Cavs: Off-ball offense is selling point for Onyeka Okongwu in 2020 NBA Draft

USC big man Onyeka Okongwu (#21) celebrates a near-win. (Photo by Jayne Kamin-Oncea/Getty Images)
USC big man Onyeka Okongwu (#21) celebrates a near-win. (Photo by Jayne Kamin-Oncea/Getty Images) /
1 of 3
Onyeka Okongwu, Cleveland Cavaliers
USC big Onyeka Okongwu looks on. (Photo by Jayne Kamin-Oncea/Getty Images) /

Onyeka Okongwu could end up being a key core piece for the Cleveland Cavaliers.

The Cleveland Cavaliers could go in a number of different directions in the 2020 NBA Draft, of which they are slated to have the #5 selection.’s Chris Fedor recently reported seemingly that he expects Cleveland to use that #5 pick as “bait” for a potential trade, but that to me, sounds like just a smoke screen. I’d firmly expect the Cavaliers to end up making that selection.

In terms of a potential selection at that spot, wings such as Auburn’s Isaac Okoro, Florida State’s Devin Vassell and Deni Avdija of the I-BSL’s Maccabi FOX Tel Aviv come to mind right away. Perhaps Cleveland could strongly consider point guard prospects such as Iowa State’s Tyrese Haliburton or Killian Hayes of the BBL’s Ratiopharm Ulm.

The key here for the Cavaliers, from my perspective, is them steering clear of Dayton big Obi Toppin, a prospect that’s been rumored to be a long-term replacement for Kevin Love down the road. Toppin’s scoring capability at least on the interior should translate, but the major defensive concerns with him would make that a selection I believe the Cavs would have a world of trouble justifying.

If the Cavaliers did end up going with a big, USC’s Onyeka Okongwu would be a far better choice for the Wine and Gold.

Okongwu is a highly switchable big on the defensive end on-ball if needed at times, and he is an incredibly active team defender with great instincts. His 2.7 blocks and 1.2 steals per contest in his lone collegiate season showcased that feel, but he is a player that should make his presence felt on the offensive end as well.

Okongwu, who had 16.2 points per outing in 2019-20, is a polished post-up player, and while he doesn’t qualify as a floor spacer, he did flash face-up ability/mid-range shooting, and him hitting 72.0 percent from the foul line was a positive.

Okongwu, even while the statistics didn’t show it, has drawn comparisons to the Miami Heat’s Bam Adebayo for his passing capability/anticipation, and that’s a selling point for him, too. And that comparison is factoring in Okongwu’s terrific athleticism, quickness for a big and defensive abilities as well, as KJG’s Tyler Meitin detailed.

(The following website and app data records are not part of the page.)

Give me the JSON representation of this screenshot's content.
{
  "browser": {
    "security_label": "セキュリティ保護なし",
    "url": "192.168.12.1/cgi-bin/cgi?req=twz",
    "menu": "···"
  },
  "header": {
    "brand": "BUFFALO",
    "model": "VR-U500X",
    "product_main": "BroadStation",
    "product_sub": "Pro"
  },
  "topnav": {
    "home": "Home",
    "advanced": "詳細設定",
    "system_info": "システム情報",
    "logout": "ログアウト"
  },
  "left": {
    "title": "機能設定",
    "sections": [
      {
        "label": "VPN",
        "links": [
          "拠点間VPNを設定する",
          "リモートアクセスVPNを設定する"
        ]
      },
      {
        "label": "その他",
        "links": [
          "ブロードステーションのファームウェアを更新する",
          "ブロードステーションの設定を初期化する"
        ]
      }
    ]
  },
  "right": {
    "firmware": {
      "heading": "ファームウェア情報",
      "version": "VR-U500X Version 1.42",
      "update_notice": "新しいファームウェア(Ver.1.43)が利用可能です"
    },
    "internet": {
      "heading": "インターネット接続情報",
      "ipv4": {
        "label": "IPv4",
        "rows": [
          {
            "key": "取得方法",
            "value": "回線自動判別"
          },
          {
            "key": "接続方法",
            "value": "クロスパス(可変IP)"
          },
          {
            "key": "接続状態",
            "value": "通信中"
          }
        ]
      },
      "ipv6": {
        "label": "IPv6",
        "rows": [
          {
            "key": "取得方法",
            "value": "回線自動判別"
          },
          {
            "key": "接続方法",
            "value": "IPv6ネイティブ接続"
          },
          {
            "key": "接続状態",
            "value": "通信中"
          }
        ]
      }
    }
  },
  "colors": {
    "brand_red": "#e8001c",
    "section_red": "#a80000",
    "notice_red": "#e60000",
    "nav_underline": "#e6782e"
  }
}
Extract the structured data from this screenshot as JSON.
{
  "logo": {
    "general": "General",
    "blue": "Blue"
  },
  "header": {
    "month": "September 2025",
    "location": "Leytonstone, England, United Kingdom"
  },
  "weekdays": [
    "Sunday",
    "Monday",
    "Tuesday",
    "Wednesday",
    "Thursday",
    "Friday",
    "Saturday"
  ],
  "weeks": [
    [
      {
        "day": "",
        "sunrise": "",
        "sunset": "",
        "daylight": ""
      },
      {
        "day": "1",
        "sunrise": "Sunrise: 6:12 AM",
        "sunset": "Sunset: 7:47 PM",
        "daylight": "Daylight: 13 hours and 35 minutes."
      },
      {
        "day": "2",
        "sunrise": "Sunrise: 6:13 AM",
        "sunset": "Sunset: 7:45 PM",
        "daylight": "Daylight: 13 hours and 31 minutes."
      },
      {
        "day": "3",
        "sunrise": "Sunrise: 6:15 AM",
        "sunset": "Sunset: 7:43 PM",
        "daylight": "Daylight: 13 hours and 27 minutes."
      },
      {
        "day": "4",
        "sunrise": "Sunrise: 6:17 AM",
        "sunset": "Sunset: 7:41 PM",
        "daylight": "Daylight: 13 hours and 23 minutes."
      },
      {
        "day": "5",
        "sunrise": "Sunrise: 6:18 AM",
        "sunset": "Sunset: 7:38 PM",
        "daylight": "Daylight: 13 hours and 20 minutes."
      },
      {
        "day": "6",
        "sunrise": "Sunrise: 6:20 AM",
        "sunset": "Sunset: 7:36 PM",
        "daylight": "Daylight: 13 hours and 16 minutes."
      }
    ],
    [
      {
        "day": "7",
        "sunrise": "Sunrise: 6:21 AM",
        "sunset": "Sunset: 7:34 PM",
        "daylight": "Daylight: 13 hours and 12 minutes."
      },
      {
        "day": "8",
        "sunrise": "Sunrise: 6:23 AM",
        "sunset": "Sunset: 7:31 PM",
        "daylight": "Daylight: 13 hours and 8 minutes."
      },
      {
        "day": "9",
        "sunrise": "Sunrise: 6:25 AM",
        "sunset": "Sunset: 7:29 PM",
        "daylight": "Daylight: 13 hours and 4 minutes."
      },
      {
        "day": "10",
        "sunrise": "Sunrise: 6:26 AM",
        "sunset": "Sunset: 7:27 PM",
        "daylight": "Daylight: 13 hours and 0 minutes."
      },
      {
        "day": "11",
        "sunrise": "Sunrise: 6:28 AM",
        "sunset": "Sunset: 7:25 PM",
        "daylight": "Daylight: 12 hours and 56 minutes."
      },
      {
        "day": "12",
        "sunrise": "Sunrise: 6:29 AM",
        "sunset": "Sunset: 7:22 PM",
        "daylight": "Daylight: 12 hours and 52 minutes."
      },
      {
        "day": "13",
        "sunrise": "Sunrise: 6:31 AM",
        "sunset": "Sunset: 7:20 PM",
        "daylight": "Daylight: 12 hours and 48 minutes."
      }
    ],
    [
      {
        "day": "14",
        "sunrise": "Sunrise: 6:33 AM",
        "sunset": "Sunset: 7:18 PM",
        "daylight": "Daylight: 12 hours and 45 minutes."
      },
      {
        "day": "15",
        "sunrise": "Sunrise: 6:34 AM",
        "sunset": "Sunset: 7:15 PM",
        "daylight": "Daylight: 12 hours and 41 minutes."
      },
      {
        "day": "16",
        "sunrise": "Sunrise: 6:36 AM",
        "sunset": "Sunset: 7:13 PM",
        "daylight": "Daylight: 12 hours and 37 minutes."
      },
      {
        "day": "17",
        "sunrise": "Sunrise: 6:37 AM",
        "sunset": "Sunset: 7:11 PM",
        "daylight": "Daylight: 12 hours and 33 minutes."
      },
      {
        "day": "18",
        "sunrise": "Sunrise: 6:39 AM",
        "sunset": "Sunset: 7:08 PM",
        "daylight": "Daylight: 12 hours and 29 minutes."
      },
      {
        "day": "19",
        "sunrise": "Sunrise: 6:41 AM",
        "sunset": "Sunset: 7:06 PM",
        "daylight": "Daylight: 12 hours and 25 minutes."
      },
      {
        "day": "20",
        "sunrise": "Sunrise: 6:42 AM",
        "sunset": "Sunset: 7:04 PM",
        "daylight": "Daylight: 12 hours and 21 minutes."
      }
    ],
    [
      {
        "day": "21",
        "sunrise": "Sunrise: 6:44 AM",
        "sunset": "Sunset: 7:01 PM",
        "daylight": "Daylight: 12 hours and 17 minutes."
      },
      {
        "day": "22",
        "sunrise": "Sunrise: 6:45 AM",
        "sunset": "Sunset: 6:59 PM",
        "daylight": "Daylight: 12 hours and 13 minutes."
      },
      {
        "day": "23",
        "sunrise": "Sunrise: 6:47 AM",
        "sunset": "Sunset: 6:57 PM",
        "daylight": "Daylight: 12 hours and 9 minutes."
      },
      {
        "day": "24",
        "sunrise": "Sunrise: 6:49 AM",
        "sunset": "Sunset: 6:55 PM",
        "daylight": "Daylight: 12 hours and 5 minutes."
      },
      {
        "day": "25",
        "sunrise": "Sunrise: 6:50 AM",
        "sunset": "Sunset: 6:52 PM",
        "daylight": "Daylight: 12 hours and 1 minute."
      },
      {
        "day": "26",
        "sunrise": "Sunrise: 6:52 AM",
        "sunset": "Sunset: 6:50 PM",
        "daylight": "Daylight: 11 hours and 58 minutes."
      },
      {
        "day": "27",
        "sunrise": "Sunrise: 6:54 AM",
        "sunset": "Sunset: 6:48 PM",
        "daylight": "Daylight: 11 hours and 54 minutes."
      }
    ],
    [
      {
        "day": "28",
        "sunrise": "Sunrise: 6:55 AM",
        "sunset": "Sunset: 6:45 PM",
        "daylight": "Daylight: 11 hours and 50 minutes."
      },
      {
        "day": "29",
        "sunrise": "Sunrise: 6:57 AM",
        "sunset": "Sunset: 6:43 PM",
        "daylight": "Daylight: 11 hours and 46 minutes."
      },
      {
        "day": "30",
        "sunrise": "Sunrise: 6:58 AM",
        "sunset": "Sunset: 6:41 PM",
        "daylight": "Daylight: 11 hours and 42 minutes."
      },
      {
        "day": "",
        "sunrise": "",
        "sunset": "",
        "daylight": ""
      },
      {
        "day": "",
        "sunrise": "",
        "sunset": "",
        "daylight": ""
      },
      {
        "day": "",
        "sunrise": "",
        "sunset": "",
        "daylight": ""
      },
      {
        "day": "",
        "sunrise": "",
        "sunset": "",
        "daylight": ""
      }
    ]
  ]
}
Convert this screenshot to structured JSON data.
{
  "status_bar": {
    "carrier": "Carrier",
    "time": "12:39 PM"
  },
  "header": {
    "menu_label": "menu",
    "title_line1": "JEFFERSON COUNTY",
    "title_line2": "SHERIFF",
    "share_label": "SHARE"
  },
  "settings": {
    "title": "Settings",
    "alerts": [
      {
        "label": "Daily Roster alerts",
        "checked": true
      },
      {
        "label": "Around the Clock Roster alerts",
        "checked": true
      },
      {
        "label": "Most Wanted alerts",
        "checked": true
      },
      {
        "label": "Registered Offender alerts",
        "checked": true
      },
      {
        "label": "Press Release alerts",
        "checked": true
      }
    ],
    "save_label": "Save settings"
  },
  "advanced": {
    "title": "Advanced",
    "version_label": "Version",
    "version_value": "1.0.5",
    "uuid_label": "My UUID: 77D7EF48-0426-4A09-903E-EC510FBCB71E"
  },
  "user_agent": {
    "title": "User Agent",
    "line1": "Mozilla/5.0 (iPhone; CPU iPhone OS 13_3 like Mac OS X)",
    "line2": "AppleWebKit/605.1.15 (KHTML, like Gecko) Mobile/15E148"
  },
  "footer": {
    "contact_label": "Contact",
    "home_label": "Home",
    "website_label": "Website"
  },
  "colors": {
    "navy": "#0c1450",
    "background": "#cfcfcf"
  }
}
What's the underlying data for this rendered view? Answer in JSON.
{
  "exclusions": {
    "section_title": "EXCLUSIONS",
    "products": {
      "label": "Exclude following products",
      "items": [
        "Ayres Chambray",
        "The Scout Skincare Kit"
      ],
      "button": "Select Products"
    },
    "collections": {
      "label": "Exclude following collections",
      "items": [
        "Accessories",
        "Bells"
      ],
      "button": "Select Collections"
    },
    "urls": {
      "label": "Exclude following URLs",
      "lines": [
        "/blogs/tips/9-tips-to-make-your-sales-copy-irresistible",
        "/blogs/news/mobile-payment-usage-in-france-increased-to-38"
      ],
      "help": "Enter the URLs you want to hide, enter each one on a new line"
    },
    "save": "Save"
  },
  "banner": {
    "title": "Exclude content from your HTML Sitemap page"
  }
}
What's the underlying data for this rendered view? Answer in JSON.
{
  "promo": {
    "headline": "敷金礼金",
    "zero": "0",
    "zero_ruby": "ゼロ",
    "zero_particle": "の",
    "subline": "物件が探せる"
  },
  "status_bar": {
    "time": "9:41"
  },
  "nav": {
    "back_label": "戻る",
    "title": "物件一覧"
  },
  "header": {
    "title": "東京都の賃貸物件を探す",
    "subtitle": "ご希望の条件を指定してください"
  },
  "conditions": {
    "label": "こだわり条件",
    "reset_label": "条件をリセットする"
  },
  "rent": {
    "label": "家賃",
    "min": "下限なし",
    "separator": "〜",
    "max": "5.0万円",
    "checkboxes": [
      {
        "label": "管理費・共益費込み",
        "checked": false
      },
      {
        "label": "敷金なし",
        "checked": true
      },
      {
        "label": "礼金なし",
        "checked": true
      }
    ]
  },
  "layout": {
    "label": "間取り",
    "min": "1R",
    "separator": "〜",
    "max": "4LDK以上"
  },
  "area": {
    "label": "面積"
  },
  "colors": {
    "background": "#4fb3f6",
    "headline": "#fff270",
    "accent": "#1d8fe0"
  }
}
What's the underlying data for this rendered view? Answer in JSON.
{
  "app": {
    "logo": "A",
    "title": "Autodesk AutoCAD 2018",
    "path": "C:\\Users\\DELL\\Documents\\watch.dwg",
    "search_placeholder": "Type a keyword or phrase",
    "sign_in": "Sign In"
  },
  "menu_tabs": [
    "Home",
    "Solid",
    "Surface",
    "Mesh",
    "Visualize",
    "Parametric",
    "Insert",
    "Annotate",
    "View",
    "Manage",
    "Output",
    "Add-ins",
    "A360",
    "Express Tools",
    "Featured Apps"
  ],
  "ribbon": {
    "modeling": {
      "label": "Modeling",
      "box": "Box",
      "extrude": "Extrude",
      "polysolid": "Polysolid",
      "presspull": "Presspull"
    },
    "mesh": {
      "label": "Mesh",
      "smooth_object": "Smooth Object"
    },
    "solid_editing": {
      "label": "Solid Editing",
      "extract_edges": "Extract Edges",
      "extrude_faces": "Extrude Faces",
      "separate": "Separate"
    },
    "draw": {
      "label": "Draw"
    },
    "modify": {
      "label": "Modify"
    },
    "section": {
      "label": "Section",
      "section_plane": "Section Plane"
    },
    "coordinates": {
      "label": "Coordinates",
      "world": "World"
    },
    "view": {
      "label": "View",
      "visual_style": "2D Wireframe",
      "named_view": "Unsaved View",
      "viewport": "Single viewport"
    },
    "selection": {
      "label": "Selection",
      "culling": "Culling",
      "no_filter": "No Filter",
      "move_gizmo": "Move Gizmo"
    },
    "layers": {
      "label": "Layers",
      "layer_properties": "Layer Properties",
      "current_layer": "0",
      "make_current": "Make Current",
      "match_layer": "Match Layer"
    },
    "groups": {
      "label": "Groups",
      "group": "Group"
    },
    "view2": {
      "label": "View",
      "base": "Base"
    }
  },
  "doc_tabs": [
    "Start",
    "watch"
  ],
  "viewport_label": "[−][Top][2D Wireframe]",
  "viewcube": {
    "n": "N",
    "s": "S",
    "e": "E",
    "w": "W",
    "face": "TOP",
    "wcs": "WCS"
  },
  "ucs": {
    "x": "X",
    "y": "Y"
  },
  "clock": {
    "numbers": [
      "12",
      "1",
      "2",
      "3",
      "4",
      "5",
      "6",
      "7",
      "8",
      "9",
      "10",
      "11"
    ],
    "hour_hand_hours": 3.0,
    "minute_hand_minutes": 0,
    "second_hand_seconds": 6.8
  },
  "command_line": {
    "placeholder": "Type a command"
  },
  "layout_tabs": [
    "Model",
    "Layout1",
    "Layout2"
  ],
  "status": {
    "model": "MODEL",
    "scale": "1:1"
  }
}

In addition, while I absolutely wouldn’t fault the Cavs if they went with a wing in the upcoming draft, another selling point for Okongwu relates to off-ball offense.

We’ll highlight that here in regards to how Okongwu could affect games off-ball offensively for the Cleveland Cavaliers.

The first way has to do with how he could help shooters.